Stewardship theory provides an interesting alternative to agency theory, which in the recent New Public Management era supported the introduction of rigorous performance management systems based on generalized mistrust in and control with public employees. However, we lack empirical validation of the feasibility and positive outcomes of the new forms of trust-based management recommended by stewardship theory. As such, there are few examples of alternative ways of boosting the motivation of public employees that can serve as beacons for PSOs eager to find new ways of motivating their staff to create public value for the users of public services and society as a whole.
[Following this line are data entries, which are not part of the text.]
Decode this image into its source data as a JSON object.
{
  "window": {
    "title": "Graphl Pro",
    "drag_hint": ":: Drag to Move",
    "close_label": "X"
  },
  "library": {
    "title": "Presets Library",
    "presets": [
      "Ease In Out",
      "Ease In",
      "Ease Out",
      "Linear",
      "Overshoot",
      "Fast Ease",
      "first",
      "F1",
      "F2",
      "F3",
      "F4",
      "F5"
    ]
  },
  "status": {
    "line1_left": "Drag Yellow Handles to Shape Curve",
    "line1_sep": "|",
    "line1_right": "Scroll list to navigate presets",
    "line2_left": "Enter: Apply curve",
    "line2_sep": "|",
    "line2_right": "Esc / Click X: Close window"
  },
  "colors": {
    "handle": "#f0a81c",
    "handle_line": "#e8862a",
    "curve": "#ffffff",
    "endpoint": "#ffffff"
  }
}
This article aims to remedy this problem by exploring a seemingly successful empirical case of trust-based management to see whether the core principles of stewardship theory apply and how new management practices may influence the motivation and well-being of the employees, the perceived satisfaction and involvement of the users, and overall organizational performance, including cost efficiency.
|Status||Udgivet - 3 nov. 2020|